Theatre review – Cabaret (5/5)
Redknapp does a decent job of emulating the role made famous in film by Liza Minnelli, but the show stealer of this performance at the Edinburgh Playhouse is the singer Will Young.
Painted in clown face for most of the show, Young is a revelation as Emcee with his range going far beyond his reality pop star status.
Young, who reprises his Olivier Award-nominated role, opens the action by proclaiming “Wilkommen” and it heralds a night of bawdy entertainment typifying the mood of a city on the cusp of Nazism.
Susan Penhaligon with a long pedigree in theatre and television (Upstairs Downstairs, Bouquet of Barbed Wire) plays Fraulein Schneider, the landlady of a louche rooming house with plenty of characters passing through.
The era, in all its depravity, is suitably depicted in the dazzling sets by Katrina Lindsay and choreography from Javier de Frutos.
Mood changes see the backdrop change from the colourful Kit Kat Club with to Fraulein Schneider’s grey and oppressive looking house where she constantly rebukes the ladies for bringing home their “nephews” and “brothers.”
The original songwriting from John Kander and Fred Ebb includes stand-outs Maybe This Time and, of course, Life Is A Cabaret.
Redknapp delivers these with perfect range though the performance would benefit from her growing into the tragedy of the role as the tour progresses.
The overall pervading mood of the action is impending doom as swastikas start to appear just before Hitler takes power in 1933.
As the city shudders no-one is holding their breath and the whole company shows how these free-living Berliners partied until they were powerless against the impending doom.
Young is central to the change of tone as the tragicomic Emcee.

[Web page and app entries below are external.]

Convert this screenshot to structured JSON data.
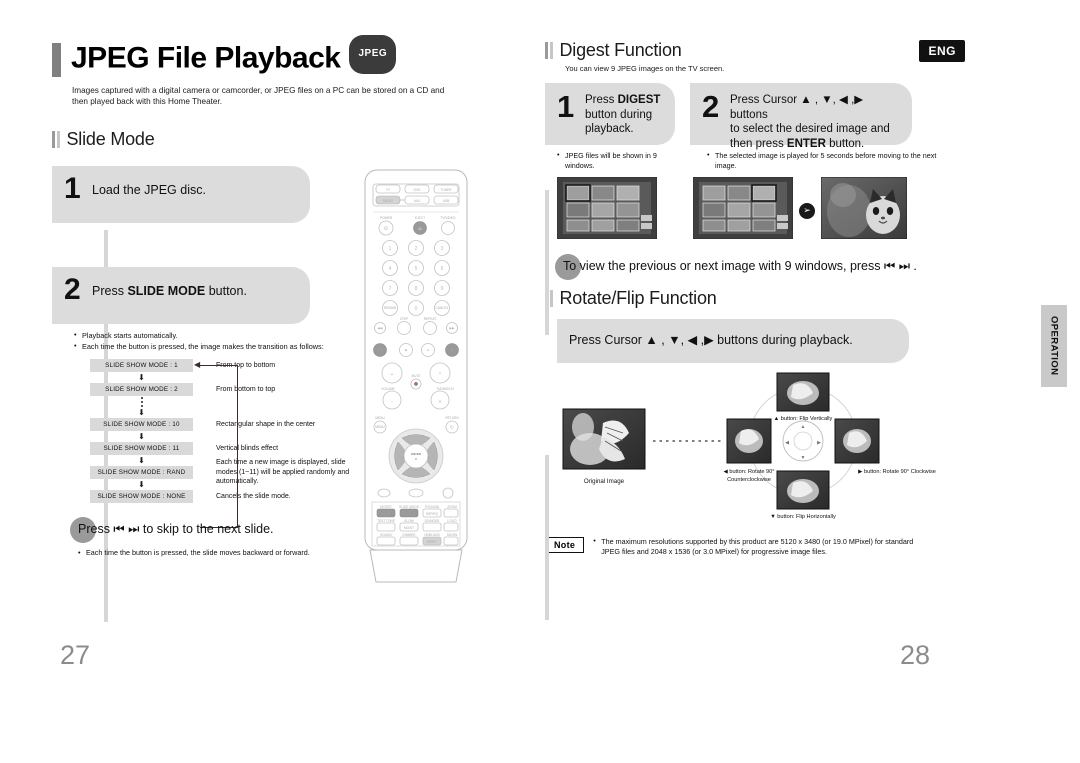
{
  "document": {
    "language_badge": "ENG",
    "side_tab": "OPERATION",
    "page_left": "27",
    "page_right": "28"
  },
  "left": {
    "title": "JPEG File Playback",
    "title_badge": "JPEG",
    "intro": "Images captured with a digital camera or camcorder, or JPEG files on a PC can be stored on a CD and then played back with this Home Theater.",
    "section_title": "Slide Mode",
    "steps": [
      {
        "num": "1",
        "text_before": "Load the JPEG disc.",
        "bold": "",
        "text_after": ""
      },
      {
        "num": "2",
        "text_before": "Press ",
        "bold": "SLIDE MODE",
        "text_after": " button."
      }
    ],
    "bullets": [
      "Playback starts automatically.",
      "Each time the button is pressed, the image makes the transition as follows:"
    ],
    "flow": [
      {
        "box": "SLIDE SHOW MODE : 1",
        "desc": "From top to bottom"
      },
      {
        "box": "SLIDE SHOW MODE : 2",
        "desc": "From bottom to top"
      },
      {
        "box": "SLIDE SHOW MODE : 10",
        "desc": "Rectangular shape in the center"
      },
      {
        "box": "SLIDE SHOW MODE : 11",
        "desc": "Vertical blinds effect"
      },
      {
        "box": "SLIDE SHOW MODE : RAND",
        "desc": "Each time a new image is displayed, slide modes (1~11) will be applied randomly and automatically."
      },
      {
        "box": "SLIDE SHOW MODE : NONE",
        "desc": "Cancels the slide mode."
      }
    ],
    "press_skip": "Press ⏮ ⏭  to skip to the next slide.",
    "press_skip_note": "Each time the button is pressed, the slide moves backward or forward."
  },
  "right": {
    "digest": {
      "section_title": "Digest Function",
      "subtitle": "You can view 9 JPEG images on the TV screen.",
      "steps": [
        {
          "num": "1",
          "line1_a": "Press ",
          "line1_b": "DIGEST",
          "line2": "button during",
          "line3": "playback."
        },
        {
          "num": "2",
          "line1": "Press Cursor ▲ , ▼, ◀ ,▶ buttons",
          "line2": "to select the desired image and",
          "line3_a": "then press ",
          "line3_b": "ENTER",
          "line3_c": " button."
        }
      ],
      "bullet_1": "JPEG files will be shown in 9 windows.",
      "bullet_2": "The selected image is played for 5 seconds before moving to the next image.",
      "press_line": "To view the previous or next image with 9 windows, press ⏮ ⏭  ."
    },
    "rotate": {
      "section_title": "Rotate/Flip Function",
      "instruction": "Press Cursor ▲ , ▼, ◀ ,▶  buttons during playback.",
      "caption_original": "Original Image",
      "caption_up": "▲ button: Flip Vertically",
      "caption_down": "▼ button: Flip Horizontally",
      "caption_left": "◀ button: Rotate 90° Counterclockwise",
      "caption_right": "▶ button: Rotate 90° Clockwise"
    },
    "note": {
      "badge": "Note",
      "text": "The maximum resolutions supported by this product are 5120 x 3480 (or 19.0 MPixel) for standard JPEG files and 2048 x 1536 (or 3.0 MPixel) for progressive image files."
    }
  },
  "remote": {
    "source_buttons": [
      "TV",
      "DVD",
      "TUNER",
      "RADIO",
      "AUX",
      "USB"
    ],
    "power_label": "POWER",
    "eject_label": "EJECT",
    "tvvideo_label": "TV/VIDEO",
    "numbers": [
      "1",
      "2",
      "3",
      "4",
      "5",
      "6",
      "7",
      "8",
      "9",
      "0"
    ],
    "remain_label": "REMAIN",
    "cancel_label": "CANCEL",
    "step_label": "STEP",
    "repeat_label": "REPEAT",
    "volume_label": "VOLUME",
    "mute_label": "MUTE",
    "tuning_label": "TUNING/CH",
    "menu_label": "MENU",
    "return_label": "RETURN",
    "enter_label": "ENTER",
    "highlight_buttons": [
      "DIGEST",
      "SLIDE MODE"
    ],
    "lower_buttons": [
      "DIGEST",
      "SLIDE MODE",
      "P.SOUND",
      "ZOOM",
      "DSP/EQ",
      "TEST TONE",
      "SLOW",
      "SD/MODE",
      "LOGO",
      "MO/ST",
      "SOUND",
      "DIMMER",
      "HDMI AUD",
      "SD/SW",
      "RESET"
    ]
  }
}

This is a very physical performance showing a range of comic buffoonery and clown-like lamentations as the era comes to an end.
The choreography is simply stunning with many set pieces including Emcee as a puppet master while some of the company dance robotically. There’s a lot of symbolism in this production.

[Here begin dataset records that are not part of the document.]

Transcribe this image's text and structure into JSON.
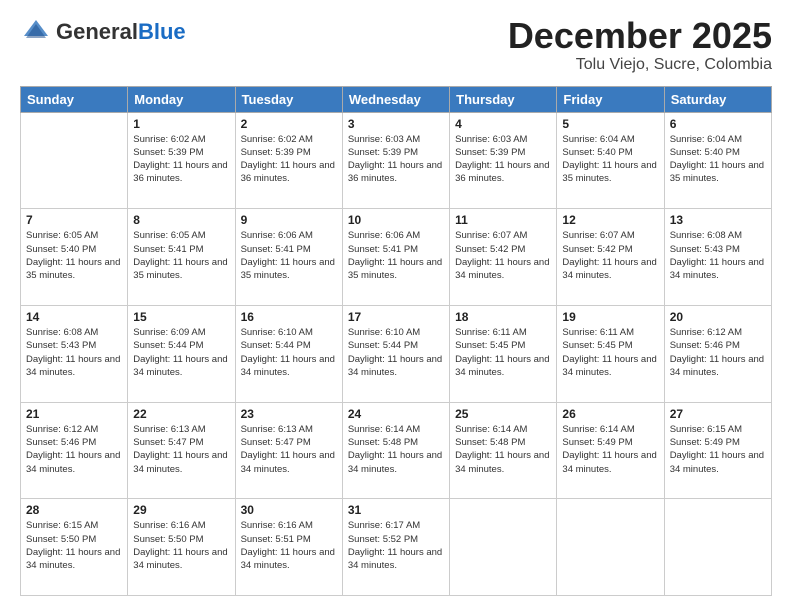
{
  "header": {
    "logo_general": "General",
    "logo_blue": "Blue",
    "month_title": "December 2025",
    "location": "Tolu Viejo, Sucre, Colombia"
  },
  "weekdays": [
    "Sunday",
    "Monday",
    "Tuesday",
    "Wednesday",
    "Thursday",
    "Friday",
    "Saturday"
  ],
  "weeks": [
    [
      {
        "day": "",
        "sunrise": "",
        "sunset": "",
        "daylight": ""
      },
      {
        "day": "1",
        "sunrise": "Sunrise: 6:02 AM",
        "sunset": "Sunset: 5:39 PM",
        "daylight": "Daylight: 11 hours and 36 minutes."
      },
      {
        "day": "2",
        "sunrise": "Sunrise: 6:02 AM",
        "sunset": "Sunset: 5:39 PM",
        "daylight": "Daylight: 11 hours and 36 minutes."
      },
      {
        "day": "3",
        "sunrise": "Sunrise: 6:03 AM",
        "sunset": "Sunset: 5:39 PM",
        "daylight": "Daylight: 11 hours and 36 minutes."
      },
      {
        "day": "4",
        "sunrise": "Sunrise: 6:03 AM",
        "sunset": "Sunset: 5:39 PM",
        "daylight": "Daylight: 11 hours and 36 minutes."
      },
      {
        "day": "5",
        "sunrise": "Sunrise: 6:04 AM",
        "sunset": "Sunset: 5:40 PM",
        "daylight": "Daylight: 11 hours and 35 minutes."
      },
      {
        "day": "6",
        "sunrise": "Sunrise: 6:04 AM",
        "sunset": "Sunset: 5:40 PM",
        "daylight": "Daylight: 11 hours and 35 minutes."
      }
    ],
    [
      {
        "day": "7",
        "sunrise": "Sunrise: 6:05 AM",
        "sunset": "Sunset: 5:40 PM",
        "daylight": "Daylight: 11 hours and 35 minutes."
      },
      {
        "day": "8",
        "sunrise": "Sunrise: 6:05 AM",
        "sunset": "Sunset: 5:41 PM",
        "daylight": "Daylight: 11 hours and 35 minutes."
      },
      {
        "day": "9",
        "sunrise": "Sunrise: 6:06 AM",
        "sunset": "Sunset: 5:41 PM",
        "daylight": "Daylight: 11 hours and 35 minutes."
      },
      {
        "day": "10",
        "sunrise": "Sunrise: 6:06 AM",
        "sunset": "Sunset: 5:41 PM",
        "daylight": "Daylight: 11 hours and 35 minutes."
      },
      {
        "day": "11",
        "sunrise": "Sunrise: 6:07 AM",
        "sunset": "Sunset: 5:42 PM",
        "daylight": "Daylight: 11 hours and 34 minutes."
      },
      {
        "day": "12",
        "sunrise": "Sunrise: 6:07 AM",
        "sunset": "Sunset: 5:42 PM",
        "daylight": "Daylight: 11 hours and 34 minutes."
      },
      {
        "day": "13",
        "sunrise": "Sunrise: 6:08 AM",
        "sunset": "Sunset: 5:43 PM",
        "daylight": "Daylight: 11 hours and 34 minutes."
      }
    ],
    [
      {
        "day": "14",
        "sunrise": "Sunrise: 6:08 AM",
        "sunset": "Sunset: 5:43 PM",
        "daylight": "Daylight: 11 hours and 34 minutes."
      },
      {
        "day": "15",
        "sunrise": "Sunrise: 6:09 AM",
        "sunset": "Sunset: 5:44 PM",
        "daylight": "Daylight: 11 hours and 34 minutes."
      },
      {
        "day": "16",
        "sunrise": "Sunrise: 6:10 AM",
        "sunset": "Sunset: 5:44 PM",
        "daylight": "Daylight: 11 hours and 34 minutes."
      },
      {
        "day": "17",
        "sunrise": "Sunrise: 6:10 AM",
        "sunset": "Sunset: 5:44 PM",
        "daylight": "Daylight: 11 hours and 34 minutes."
      },
      {
        "day": "18",
        "sunrise": "Sunrise: 6:11 AM",
        "sunset": "Sunset: 5:45 PM",
        "daylight": "Daylight: 11 hours and 34 minutes."
      },
      {
        "day": "19",
        "sunrise": "Sunrise: 6:11 AM",
        "sunset": "Sunset: 5:45 PM",
        "daylight": "Daylight: 11 hours and 34 minutes."
      },
      {
        "day": "20",
        "sunrise": "Sunrise: 6:12 AM",
        "sunset": "Sunset: 5:46 PM",
        "daylight": "Daylight: 11 hours and 34 minutes."
      }
    ],
    [
      {
        "day": "21",
        "sunrise": "Sunrise: 6:12 AM",
        "sunset": "Sunset: 5:46 PM",
        "daylight": "Daylight: 11 hours and 34 minutes."
      },
      {
        "day": "22",
        "sunrise": "Sunrise: 6:13 AM",
        "sunset": "Sunset: 5:47 PM",
        "daylight": "Daylight: 11 hours and 34 minutes."
      },
      {
        "day": "23",
        "sunrise": "Sunrise: 6:13 AM",
        "sunset": "Sunset: 5:47 PM",
        "daylight": "Daylight: 11 hours and 34 minutes."
      },
      {
        "day": "24",
        "sunrise": "Sunrise: 6:14 AM",
        "sunset": "Sunset: 5:48 PM",
        "daylight": "Daylight: 11 hours and 34 minutes."
      },
      {
        "day": "25",
        "sunrise": "Sunrise: 6:14 AM",
        "sunset": "Sunset: 5:48 PM",
        "daylight": "Daylight: 11 hours and 34 minutes."
      },
      {
        "day": "26",
        "sunrise": "Sunrise: 6:14 AM",
        "sunset": "Sunset: 5:49 PM",
        "daylight": "Daylight: 11 hours and 34 minutes."
      },
      {
        "day": "27",
        "sunrise": "Sunrise: 6:15 AM",
        "sunset": "Sunset: 5:49 PM",
        "daylight": "Daylight: 11 hours and 34 minutes."
      }
    ],
    [
      {
        "day": "28",
        "sunrise": "Sunrise: 6:15 AM",
        "sunset": "Sunset: 5:50 PM",
        "daylight": "Daylight: 11 hours and 34 minutes."
      },
      {
        "day": "29",
        "sunrise": "Sunrise: 6:16 AM",
        "sunset": "Sunset: 5:50 PM",
        "daylight": "Daylight: 11 hours and 34 minutes."
      },
      {
        "day": "30",
        "sunrise": "Sunrise: 6:16 AM",
        "sunset": "Sunset: 5:51 PM",
        "daylight": "Daylight: 11 hours and 34 minutes."
      },
      {
        "day": "31",
        "sunrise": "Sunrise: 6:17 AM",
        "sunset": "Sunset: 5:52 PM",
        "daylight": "Daylight: 11 hours and 34 minutes."
      },
      {
        "day": "",
        "sunrise": "",
        "sunset": "",
        "daylight": ""
      },
      {
        "day": "",
        "sunrise": "",
        "sunset": "",
        "daylight": ""
      },
      {
        "day": "",
        "sunrise": "",
        "sunset": "",
        "daylight": ""
      }
    ]
  ]
}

Penhaligon and Linal Haft as Herr Schultz bring some serious acting to the stage but Young is not far behind – his performance is outstanding and the whole company should be praised for their dazzling energy.
The poignancy of the finale gives the production a twist that was missing from the movie version.
It’s not hard to see why the hype around this filled almost every seat on opening night. Highly recommended.
Cabaret is at the Edinburgh Playhouse until Saturday